> [PROBLEM]:
Where a line of the material contains the string "your", copy that line.

##### SUPPLIED MATERIAL

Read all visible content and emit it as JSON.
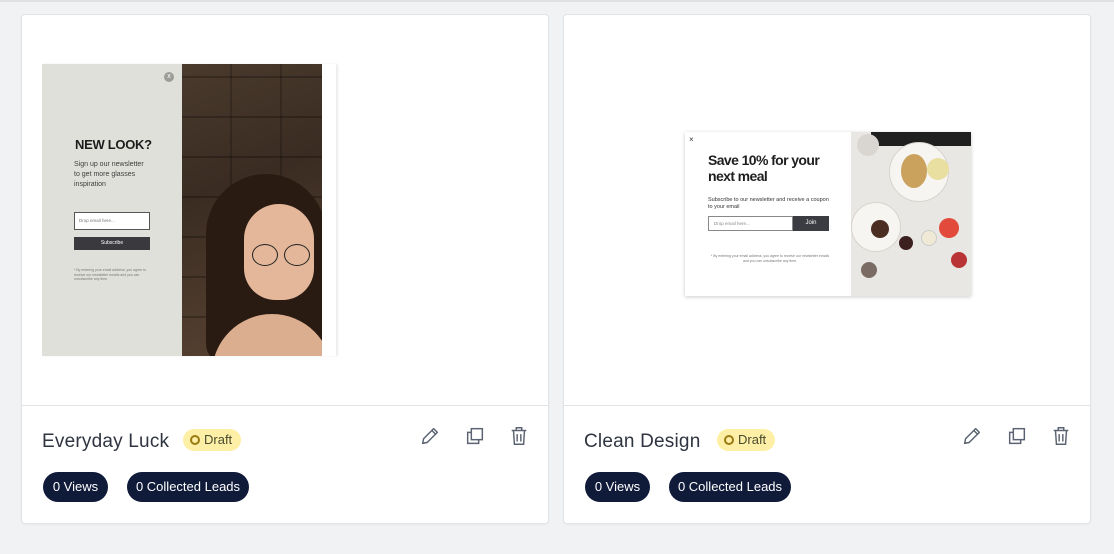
{
  "cards": [
    {
      "title": "Everyday Luck",
      "status": "Draft",
      "views": "0 Views",
      "leads": "0 Collected Leads",
      "preview": {
        "close_symbol": "x",
        "headline": "NEW LOOK?",
        "subtext": "Sign up our newsletter to get more glasses inspiration",
        "input_placeholder": "Drop email here...",
        "button": "Subscribe",
        "fine_print": "* By entering your email address, you agree to receive our newsletter emails and you can unsubscribe any time."
      }
    },
    {
      "title": "Clean Design",
      "status": "Draft",
      "views": "0 Views",
      "leads": "0 Collected Leads",
      "preview": {
        "close_symbol": "×",
        "headline": "Save 10% for your next meal",
        "subtext": "Subscribe to our newsletter and receive a coupon to your email",
        "input_placeholder": "Drop email here...",
        "button": "Join",
        "fine_print": "* By entering your email address, you agree to receive our newsletter emails and you can unsubscribe any time."
      }
    }
  ],
  "icons": {
    "edit": "pencil-icon",
    "duplicate": "copy-icon",
    "delete": "trash-icon"
  },
  "colors": {
    "page_bg": "#f1f2f4",
    "pill_bg": "#101b3a",
    "draft_badge_bg": "#fdf0a6",
    "icon": "#5b6372"
  }
}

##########

> [RESPONSE TO THE EXERCISE]:
        "fine_print": "* By entering your email address, you agree to receive our newsletter emails and you can unsubscribe any time."
        "headline": "Save 10% for your next meal",
        "subtext": "Subscribe to our newsletter and receive a coupon to your email",
        "fine_print": "* By entering your email address, you agree to receive our newsletter emails and you can unsubscribe any time."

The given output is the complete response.